What you should do :: Copy all the entries below exactly, but not the pictures.

Records provided ::
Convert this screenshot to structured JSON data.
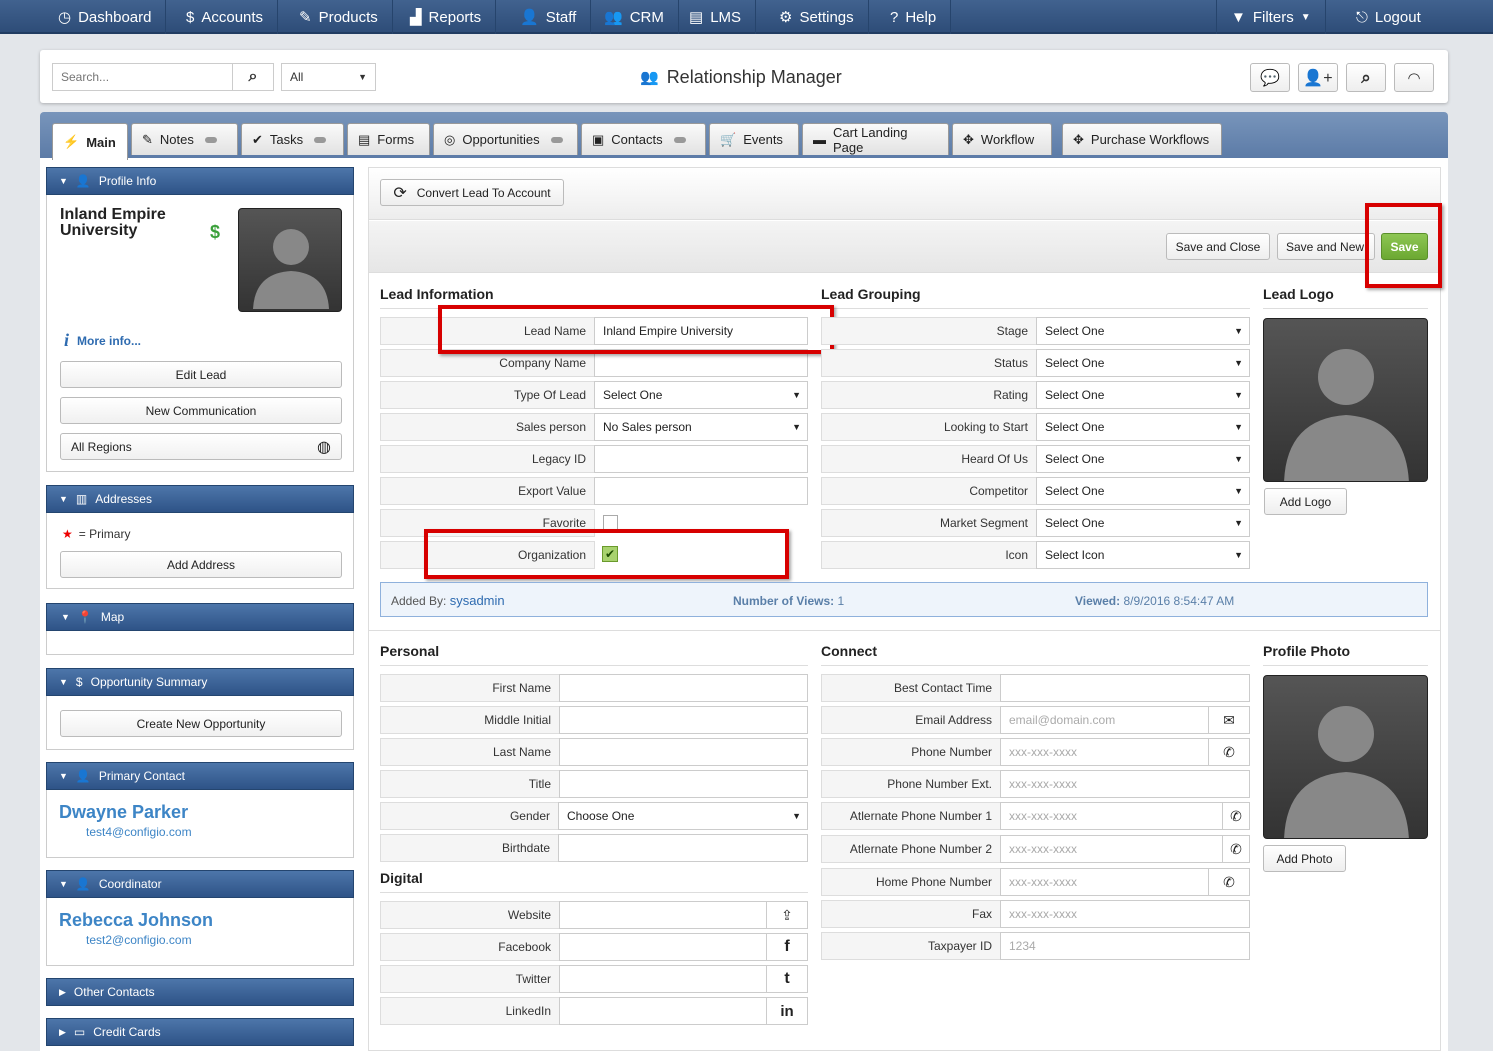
{
  "nav": {
    "items": [
      "Dashboard",
      "Accounts",
      "Products",
      "Reports",
      "Staff",
      "CRM",
      "LMS",
      "Settings",
      "Help"
    ],
    "filters": "Filters",
    "logout": "Logout"
  },
  "header": {
    "search_placeholder": "Search...",
    "scope": "All",
    "title": "Relationship Manager"
  },
  "tabs": [
    "Main",
    "Notes",
    "Tasks",
    "Forms",
    "Opportunities",
    "Contacts",
    "Events",
    "Cart Landing Page",
    "Workflow",
    "Purchase Workflows"
  ],
  "left": {
    "profile_header": "Profile Info",
    "name": "Inland Empire University",
    "currency_symbol": "$",
    "more_info": "More info...",
    "edit_lead": "Edit Lead",
    "new_communication": "New Communication",
    "regions": "All Regions",
    "addresses_header": "Addresses",
    "primary_star": "★",
    "primary_legend": "= Primary",
    "add_address": "Add Address",
    "map_header": "Map",
    "opportunity_header": "Opportunity Summary",
    "create_opportunity": "Create New Opportunity",
    "primary_contact_header": "Primary Contact",
    "primary_contact_name": "Dwayne Parker",
    "primary_contact_email": "test4@configio.com",
    "coordinator_header": "Coordinator",
    "coordinator_name": "Rebecca Johnson",
    "coordinator_email": "test2@configio.com",
    "other_contacts": "Other Contacts",
    "credit_cards": "Credit Cards"
  },
  "main": {
    "convert": "Convert Lead To Account",
    "save_close": "Save and Close",
    "save_new": "Save and New",
    "save": "Save",
    "lead_info_header": "Lead Information",
    "lead_grouping_header": "Lead Grouping",
    "lead_logo_header": "Lead Logo",
    "lead_fields": [
      {
        "label": "Lead Name",
        "value": "Inland Empire University"
      },
      {
        "label": "Company Name",
        "value": ""
      },
      {
        "label": "Type Of Lead",
        "value": "Select One"
      },
      {
        "label": "Sales person",
        "value": "No Sales person"
      },
      {
        "label": "Legacy ID",
        "value": ""
      },
      {
        "label": "Export Value",
        "value": ""
      },
      {
        "label": "Favorite",
        "value": ""
      },
      {
        "label": "Organization",
        "value": "✔"
      }
    ],
    "grouping_fields": [
      {
        "label": "Stage",
        "value": "Select One"
      },
      {
        "label": "Status",
        "value": "Select One"
      },
      {
        "label": "Rating",
        "value": "Select One"
      },
      {
        "label": "Looking to Start",
        "value": "Select One"
      },
      {
        "label": "Heard Of Us",
        "value": "Select One"
      },
      {
        "label": "Competitor",
        "value": "Select One"
      },
      {
        "label": "Market Segment",
        "value": "Select One"
      },
      {
        "label": "Icon",
        "value": "Select Icon"
      }
    ],
    "organization_checked": true,
    "favorite_checked": false,
    "add_logo": "Add Logo",
    "added_by_label": "Added By:",
    "added_by": "sysadmin",
    "views_label": "Number of Views:",
    "views": "1",
    "viewed_label": "Viewed:",
    "viewed": "8/9/2016 8:54:47 AM",
    "personal_header": "Personal",
    "connect_header": "Connect",
    "profile_photo_header": "Profile Photo",
    "digital_header": "Digital",
    "personal_fields": [
      {
        "label": "First Name",
        "value": ""
      },
      {
        "label": "Middle Initial",
        "value": ""
      },
      {
        "label": "Last Name",
        "value": ""
      },
      {
        "label": "Title",
        "value": ""
      },
      {
        "label": "Gender",
        "value": "Choose One"
      },
      {
        "label": "Birthdate",
        "value": ""
      }
    ],
    "digital_fields": [
      {
        "label": "Website",
        "icon": "⇪"
      },
      {
        "label": "Facebook",
        "icon": "f"
      },
      {
        "label": "Twitter",
        "icon": "t"
      },
      {
        "label": "LinkedIn",
        "icon": "in"
      }
    ],
    "connect_fields": [
      {
        "label": "Best Contact Time",
        "placeholder": ""
      },
      {
        "label": "Email Address",
        "placeholder": "email@domain.com"
      },
      {
        "label": "Phone Number",
        "placeholder": "xxx-xxx-xxxx"
      },
      {
        "label": "Phone Number Ext.",
        "placeholder": "xxx-xxx-xxxx"
      },
      {
        "label": "Atlernate Phone Number 1",
        "placeholder": "xxx-xxx-xxxx"
      },
      {
        "label": "Atlernate Phone Number 2",
        "placeholder": "xxx-xxx-xxxx"
      },
      {
        "label": "Home Phone Number",
        "placeholder": "xxx-xxx-xxxx"
      },
      {
        "label": "Fax",
        "placeholder": "xxx-xxx-xxxx"
      },
      {
        "label": "Taxpayer ID",
        "placeholder": "1234"
      }
    ],
    "add_photo": "Add Photo"
  },
  "colors": {
    "nav": "#2e4d78",
    "accent": "#4a7fc1",
    "save": "#7cb83c",
    "highlight": "#d70000"
  }
}
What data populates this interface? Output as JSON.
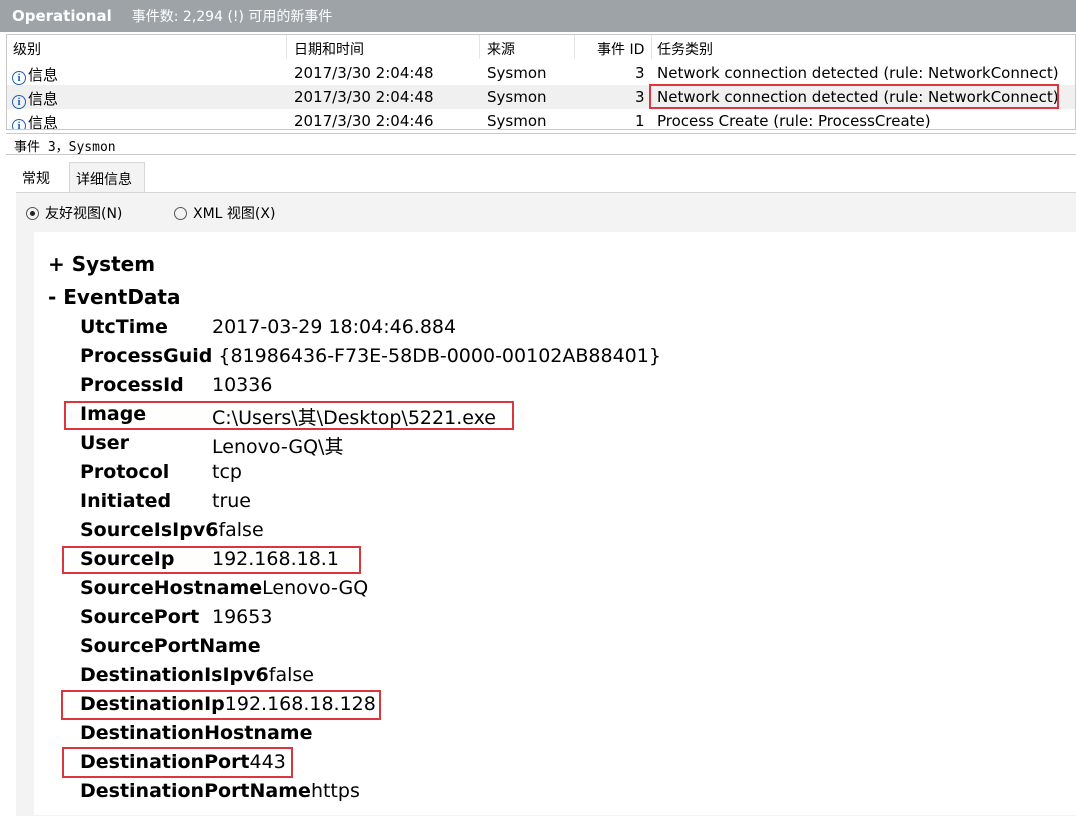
{
  "titlebar": {
    "log_name": "Operational",
    "event_count": "事件数: 2,294 (!) 可用的新事件"
  },
  "columns": {
    "level": "级别",
    "datetime": "日期和时间",
    "source": "来源",
    "event_id": "事件 ID",
    "task_category": "任务类别"
  },
  "rows": [
    {
      "icon": "info-icon",
      "level": "信息",
      "datetime": "2017/3/30 2:04:48",
      "source": "Sysmon",
      "event_id": "3",
      "task_category": "Network connection detected (rule: NetworkConnect)"
    },
    {
      "icon": "info-icon",
      "level": "信息",
      "datetime": "2017/3/30 2:04:48",
      "source": "Sysmon",
      "event_id": "3",
      "task_category": "Network connection detected (rule: NetworkConnect)",
      "selected": true
    },
    {
      "icon": "info-icon",
      "level": "信息",
      "datetime": "2017/3/30 2:04:46",
      "source": "Sysmon",
      "event_id": "1",
      "task_category": "Process Create (rule: ProcessCreate)"
    }
  ],
  "event_header": "事件 3，Sysmon",
  "tabs": [
    {
      "label": "常规",
      "active": false
    },
    {
      "label": "详细信息",
      "active": true
    }
  ],
  "view_options": {
    "friendly": "友好视图(N)",
    "xml": "XML 视图(X)",
    "selected": "friendly"
  },
  "details": {
    "system_label": "+ System",
    "eventdata_label": "-  EventData",
    "fields": [
      {
        "key": "UtcTime",
        "value": "2017-03-29 18:04:46.884"
      },
      {
        "key": "ProcessGuid",
        "value": "{81986436-F73E-58DB-0000-00102AB88401}"
      },
      {
        "key": "ProcessId",
        "value": "10336"
      },
      {
        "key": "Image",
        "value": "C:\\Users\\其\\Desktop\\5221.exe"
      },
      {
        "key": "User",
        "value": "Lenovo-GQ\\其"
      },
      {
        "key": "Protocol",
        "value": "tcp"
      },
      {
        "key": "Initiated",
        "value": "true"
      },
      {
        "key": "SourceIsIpv6",
        "value": "false"
      },
      {
        "key": "SourceIp",
        "value": "192.168.18.1"
      },
      {
        "key": "SourceHostname",
        "value": "Lenovo-GQ"
      },
      {
        "key": "SourcePort",
        "value": "19653"
      },
      {
        "key": "SourcePortName",
        "value": ""
      },
      {
        "key": "DestinationIsIpv6",
        "value": "false"
      },
      {
        "key": "DestinationIp",
        "value": "192.168.18.128"
      },
      {
        "key": "DestinationHostname",
        "value": ""
      },
      {
        "key": "DestinationPort",
        "value": "443"
      },
      {
        "key": "DestinationPortName",
        "value": "https"
      }
    ]
  },
  "colors": {
    "highlight_box": "#d9363e",
    "titlebar_bg": "#9ea3a8",
    "info_icon": "#1c5fb0"
  }
}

Response area ::
Convert this screenshot to structured JSON data.
{
  "nav": {
    "items": [
      "Dashboard",
      "Accounts",
      "Products",
      "Reports",
      "Staff",
      "CRM",
      "LMS",
      "Settings",
      "Help"
    ],
    "filters": "Filters",
    "logout": "Logout"
  },
  "header": {
    "search_placeholder": "Search...",
    "scope": "All",
    "title": "Relationship Manager"
  },
  "tabs": [
    "Main",
    "Notes",
    "Tasks",
    "Forms",
    "Opportunities",
    "Contacts",
    "Events",
    "Cart Landing Page",
    "Workflow",
    "Purchase Workflows"
  ],
  "left": {
    "profile_header": "Profile Info",
    "name": "Inland Empire University",
    "currency_symbol": "$",
    "more_info": "More info...",
    "edit_lead": "Edit Lead",
    "new_communication": "New Communication",
    "regions": "All Regions",
    "addresses_header": "Addresses",
    "primary_star": "★",
    "primary_legend": "= Primary",
    "add_address": "Add Address",
    "map_header": "Map",
    "opportunity_header": "Opportunity Summary",
    "create_opportunity": "Create New Opportunity",
    "primary_contact_header": "Primary Contact",
    "primary_contact_name": "Dwayne Parker",
    "primary_contact_email": "test4@configio.com",
    "coordinator_header": "Coordinator",
    "coordinator_name": "Rebecca Johnson",
    "coordinator_email": "test2@configio.com",
    "other_contacts": "Other Contacts",
    "credit_cards": "Credit Cards"
  },
  "main": {
    "convert": "Convert Lead To Account",
    "save_close": "Save and Close",
    "save_new": "Save and New",
    "save": "Save",
    "lead_info_header": "Lead Information",
    "lead_grouping_header": "Lead Grouping",
    "lead_logo_header": "Lead Logo",
    "lead_fields": [
      {
        "label": "Lead Name",
        "value": "Inland Empire University"
      },
      {
        "label": "Company Name",
        "value": ""
      },
      {
        "label": "Type Of Lead",
        "value": "Select One"
      },
      {
        "label": "Sales person",
        "value": "No Sales person"
      },
      {
        "label": "Legacy ID",
        "value": ""
      },
      {
        "label": "Export Value",
        "value": ""
      },
      {
        "label": "Favorite",
        "value": ""
      },
      {
        "label": "Organization",
        "value": "✔"
      }
    ],
    "grouping_fields": [
      {
        "label": "Stage",
        "value": "Select One"
      },
      {
        "label": "Status",
        "value": "Select One"
      },
      {
        "label": "Rating",
        "value": "Select One"
      },
      {
        "label": "Looking to Start",
        "value": "Select One"
      },
      {
        "label": "Heard Of Us",
        "value": "Select One"
      },
      {
        "label": "Competitor",
        "value": "Select One"
      },
      {
        "label": "Market Segment",
        "value": "Select One"
      },
      {
        "label": "Icon",
        "value": "Select Icon"
      }
    ],
    "organization_checked": true,
    "favorite_checked": false,
    "add_logo": "Add Logo",
    "added_by_label": "Added By:",
    "added_by": "sysadmin",
    "views_label": "Number of Views:",
    "views": "1",
    "viewed_label": "Viewed:",
    "viewed": "8/9/2016 8:54:47 AM",
    "personal_header": "Personal",
    "connect_header": "Connect",
    "profile_photo_header": "Profile Photo",
    "digital_header": "Digital",
    "personal_fields": [
      {
        "label": "First Name",
        "value": ""
      },
      {
        "label": "Middle Initial",
        "value": ""
      },
      {
        "label": "Last Name",
        "value": ""
      },
      {
        "label": "Title",
        "value": ""
      },
      {
        "label": "Gender",
        "value": "Choose One"
      },
      {
        "label": "Birthdate",
        "value": ""
      }
    ],
    "digital_fields": [
      {
        "label": "Website",
        "icon": "⇪"
      },
      {
        "label": "Facebook",
        "icon": "f"
      },
      {
        "label": "Twitter",
        "icon": "t"
      },
      {
        "label": "LinkedIn",
        "icon": "in"
      }
    ],
    "connect_fields": [
      {
        "label": "Best Contact Time",
        "placeholder": ""
      },
      {
        "label": "Email Address",
        "placeholder": "email@domain.com"
      },
      {
        "label": "Phone Number",
        "placeholder": "xxx-xxx-xxxx"
      },
      {
        "label": "Phone Number Ext.",
        "placeholder": "xxx-xxx-xxxx"
      },
      {
        "label": "Atlernate Phone Number 1",
        "placeholder": "xxx-xxx-xxxx"
      },
      {
        "label": "Atlernate Phone Number 2",
        "placeholder": "xxx-xxx-xxxx"
      },
      {
        "label": "Home Phone Number",
        "placeholder": "xxx-xxx-xxxx"
      },
      {
        "label": "Fax",
        "placeholder": "xxx-xxx-xxxx"
      },
      {
        "label": "Taxpayer ID",
        "placeholder": "1234"
      }
    ],
    "add_photo": "Add Photo"
  },
  "colors": {
    "nav": "#2e4d78",
    "accent": "#4a7fc1",
    "save": "#7cb83c",
    "highlight": "#d70000"
  }
}
What data populates this interface? Output as JSON.
{
  "titlebar": {
    "log_name": "Operational",
    "event_count": "事件数: 2,294 (!) 可用的新事件"
  },
  "columns": {
    "level": "级别",
    "datetime": "日期和时间",
    "source": "来源",
    "event_id": "事件 ID",
    "task_category": "任务类别"
  },
  "rows": [
    {
      "icon": "info-icon",
      "level": "信息",
      "datetime": "2017/3/30 2:04:48",
      "source": "Sysmon",
      "event_id": "3",
      "task_category": "Network connection detected (rule: NetworkConnect)"
    },
    {
      "icon": "info-icon",
      "level": "信息",
      "datetime": "2017/3/30 2:04:48",
      "source": "Sysmon",
      "event_id": "3",
      "task_category": "Network connection detected (rule: NetworkConnect)",
      "selected": true
    },
    {
      "icon": "info-icon",
      "level": "信息",
      "datetime": "2017/3/30 2:04:46",
      "source": "Sysmon",
      "event_id": "1",
      "task_category": "Process Create (rule: ProcessCreate)"
    }
  ],
  "event_header": "事件 3，Sysmon",
  "tabs": [
    {
      "label": "常规",
      "active": false
    },
    {
      "label": "详细信息",
      "active": true
    }
  ],
  "view_options": {
    "friendly": "友好视图(N)",
    "xml": "XML 视图(X)",
    "selected": "friendly"
  },
  "details": {
    "system_label": "+ System",
    "eventdata_label": "-  EventData",
    "fields": [
      {
        "key": "UtcTime",
        "value": "2017-03-29 18:04:46.884"
      },
      {
        "key": "ProcessGuid",
        "value": "{81986436-F73E-58DB-0000-00102AB88401}"
      },
      {
        "key": "ProcessId",
        "value": "10336"
      },
      {
        "key": "Image",
        "value": "C:\\Users\\其\\Desktop\\5221.exe"
      },
      {
        "key": "User",
        "value": "Lenovo-GQ\\其"
      },
      {
        "key": "Protocol",
        "value": "tcp"
      },
      {
        "key": "Initiated",
        "value": "true"
      },
      {
        "key": "SourceIsIpv6",
        "value": "false"
      },
      {
        "key": "SourceIp",
        "value": "192.168.18.1"
      },
      {
        "key": "SourceHostname",
        "value": "Lenovo-GQ"
      },
      {
        "key": "SourcePort",
        "value": "19653"
      },
      {
        "key": "SourcePortName",
        "value": ""
      },
      {
        "key": "DestinationIsIpv6",
        "value": "false"
      },
      {
        "key": "DestinationIp",
        "value": "192.168.18.128"
      },
      {
        "key": "DestinationHostname",
        "value": ""
      },
      {
        "key": "DestinationPort",
        "value": "443"
      },
      {
        "key": "DestinationPortName",
        "value": "https"
      }
    ]
  },
  "colors": {
    "highlight_box": "#d9363e",
    "titlebar_bg": "#9ea3a8",
    "info_icon": "#1c5fb0"
  }
}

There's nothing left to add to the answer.